The second step in the design was to retrofit a new projector into our high-beam housing. This would require precision cutting and work to make it as clean as possible. When we chatted with Matt from TRS, we let him know that we wanted something special for this, so he put us in the very last set of prototype Morimoto Mini H1 Bi-Xenon 7.0 projectors he had left (7.0 is currently not available, only 6.0). If that wasn’t enough, he even had his team in his Atlanta, GA office laser etch the lenses in the DailyDriven.com diamond pattern. The housing and shrouds were painted in metallic yellow and filled with the H1 Bi-Xenon 3000k Morimoto HID Elite kit to match in color temp.
What’s great about this is that now we were going to be running two, fully functioning sets of Bi-Xenon projectors: a quad setup, if you’re following! The next few weeks I will put in fast forward as it’s all about production, tuning and making sure that the build is as precise and clean as it could be. We had the inner bezel wrapped in carbon, and did some minor trimming to other parts to compliment and complete the build. No install is ever without its complications, but Jordan worked through all the issues and got them installed without issue. See for yourself in the output photos below that our cutoff and brightness is simply amazing.
We must say we learned a lot about lighting and that’s in part to the amazing customer service from TheRetrofitSource.com and JB Custom Lighting.

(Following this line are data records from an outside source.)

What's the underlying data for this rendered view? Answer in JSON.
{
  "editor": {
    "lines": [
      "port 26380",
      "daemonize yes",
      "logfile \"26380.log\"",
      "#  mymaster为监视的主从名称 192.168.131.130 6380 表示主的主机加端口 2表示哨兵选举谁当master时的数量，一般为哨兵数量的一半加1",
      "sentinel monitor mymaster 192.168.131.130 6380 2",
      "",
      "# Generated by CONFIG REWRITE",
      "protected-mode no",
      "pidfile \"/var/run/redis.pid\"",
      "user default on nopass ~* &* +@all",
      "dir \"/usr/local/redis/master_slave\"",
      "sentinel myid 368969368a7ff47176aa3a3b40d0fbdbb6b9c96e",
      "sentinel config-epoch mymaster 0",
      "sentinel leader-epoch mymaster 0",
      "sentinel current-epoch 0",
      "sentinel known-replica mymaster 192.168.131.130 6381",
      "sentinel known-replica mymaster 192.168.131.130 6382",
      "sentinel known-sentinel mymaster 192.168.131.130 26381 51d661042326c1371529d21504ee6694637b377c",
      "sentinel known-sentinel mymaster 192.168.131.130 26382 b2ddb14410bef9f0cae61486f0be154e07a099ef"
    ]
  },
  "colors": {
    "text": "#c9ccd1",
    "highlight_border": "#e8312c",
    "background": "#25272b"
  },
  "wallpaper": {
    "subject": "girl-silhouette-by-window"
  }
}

If you are looking to build out custom headlights for your car, we highly suggest using either of these businesses and of course, do as much research as possible.
Output – Center “P1″ Projectors 5500k H11 Elite HID & Inside H1 7.0 Prototype 3000k Elite HID
Output – Center “P1″ Projectors 5500k H11 Elite HID, Inside H1 7.0 Prototype 3000k Elite HID, Diamond Lighting Technology 3000k HID Fog Lights